= Beginning of Section =

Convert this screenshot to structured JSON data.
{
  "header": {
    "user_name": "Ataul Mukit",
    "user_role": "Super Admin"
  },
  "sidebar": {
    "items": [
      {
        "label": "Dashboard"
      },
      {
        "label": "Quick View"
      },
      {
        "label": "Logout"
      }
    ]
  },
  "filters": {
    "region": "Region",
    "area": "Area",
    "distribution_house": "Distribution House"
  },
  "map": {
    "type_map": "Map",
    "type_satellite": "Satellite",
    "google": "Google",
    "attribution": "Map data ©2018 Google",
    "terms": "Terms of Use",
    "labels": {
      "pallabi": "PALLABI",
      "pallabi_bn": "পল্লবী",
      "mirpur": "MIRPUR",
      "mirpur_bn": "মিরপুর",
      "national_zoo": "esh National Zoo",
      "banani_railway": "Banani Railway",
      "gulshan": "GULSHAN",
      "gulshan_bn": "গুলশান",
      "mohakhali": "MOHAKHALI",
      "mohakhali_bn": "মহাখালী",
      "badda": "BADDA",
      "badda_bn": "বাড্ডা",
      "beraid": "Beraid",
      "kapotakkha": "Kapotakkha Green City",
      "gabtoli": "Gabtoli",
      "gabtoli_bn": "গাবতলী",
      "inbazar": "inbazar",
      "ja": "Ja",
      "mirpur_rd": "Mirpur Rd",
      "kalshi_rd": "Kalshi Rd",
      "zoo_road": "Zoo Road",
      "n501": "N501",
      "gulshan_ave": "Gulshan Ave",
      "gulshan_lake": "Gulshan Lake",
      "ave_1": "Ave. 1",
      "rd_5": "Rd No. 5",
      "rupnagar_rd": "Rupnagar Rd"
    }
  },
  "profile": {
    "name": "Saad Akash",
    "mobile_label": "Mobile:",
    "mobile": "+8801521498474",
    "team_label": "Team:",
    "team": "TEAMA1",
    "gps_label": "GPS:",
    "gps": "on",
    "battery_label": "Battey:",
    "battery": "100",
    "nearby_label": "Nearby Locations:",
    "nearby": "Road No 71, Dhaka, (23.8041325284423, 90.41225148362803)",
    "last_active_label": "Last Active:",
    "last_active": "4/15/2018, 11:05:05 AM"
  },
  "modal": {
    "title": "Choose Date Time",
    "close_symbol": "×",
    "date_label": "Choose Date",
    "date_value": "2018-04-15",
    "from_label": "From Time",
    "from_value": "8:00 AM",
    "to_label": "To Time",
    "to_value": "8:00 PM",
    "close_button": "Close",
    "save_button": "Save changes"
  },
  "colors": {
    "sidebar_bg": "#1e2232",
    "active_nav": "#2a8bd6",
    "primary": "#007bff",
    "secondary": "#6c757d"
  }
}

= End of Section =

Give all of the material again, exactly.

* **RESULT OF THE EXERCISE**:
Convert this screenshot to structured JSON data.
{
  "header": {
    "user_name": "Ataul Mukit",
    "user_role": "Super Admin"
  },
  "sidebar": {
    "items": [
      {
        "label": "Dashboard"
      },
      {
        "label": "Quick View"
      },
      {
        "label": "Logout"
      }
    ]
  },
  "filters": {
    "region": "Region",
    "area": "Area",
    "distribution_house": "Distribution House"
  },
  "map": {
    "type_map": "Map",
    "type_satellite": "Satellite",
    "google": "Google",
    "attribution": "Map data ©2018 Google",
    "terms": "Terms of Use",
    "labels": {
      "pallabi": "PALLABI",
      "pallabi_bn": "পল্লবী",
      "mirpur": "MIRPUR",
      "mirpur_bn": "মিরপুর",
      "national_zoo": "esh National Zoo",
      "banani_railway": "Banani Railway",
      "gulshan": "GULSHAN",
      "gulshan_bn": "গুলশান",
      "mohakhali": "MOHAKHALI",
      "mohakhali_bn": "মহাখালী",
      "badda": "BADDA",
      "badda_bn": "বাড্ডা",
      "beraid": "Beraid",
      "kapotakkha": "Kapotakkha Green City",
      "gabtoli": "Gabtoli",
      "gabtoli_bn": "গাবতলী",
      "inbazar": "inbazar",
      "ja": "Ja",
      "mirpur_rd": "Mirpur Rd",
      "kalshi_rd": "Kalshi Rd",
      "zoo_road": "Zoo Road",
      "n501": "N501",
      "gulshan_ave": "Gulshan Ave",
      "gulshan_lake": "Gulshan Lake",
      "ave_1": "Ave. 1",
      "rd_5": "Rd No. 5",
      "rupnagar_rd": "Rupnagar Rd"
    }
  },
  "profile": {
    "name": "Saad Akash",
    "mobile_label": "Mobile:",
    "mobile": "+8801521498474",
    "team_label": "Team:",
    "team": "TEAMA1",
    "gps_label": "GPS:",
    "gps": "on",
    "battery_label": "Battey:",
    "battery": "100",
    "nearby_label": "Nearby Locations:",
    "nearby": "Road No 71, Dhaka, (23.8041325284423, 90.41225148362803)",
    "last_active_label": "Last Active:",
    "last_active": "4/15/2018, 11:05:05 AM"
  },
  "modal": {
    "title": "Choose Date Time",
    "close_symbol": "×",
    "date_label": "Choose Date",
    "date_value": "2018-04-15",
    "from_label": "From Time",
    "from_value": "8:00 AM",
    "to_label": "To Time",
    "to_value": "8:00 PM",
    "close_button": "Close",
    "save_button": "Save changes"
  },
  "colors": {
    "sidebar_bg": "#1e2232",
    "active_nav": "#2a8bd6",
    "primary": "#007bff",
    "secondary": "#6c757d"
  }
}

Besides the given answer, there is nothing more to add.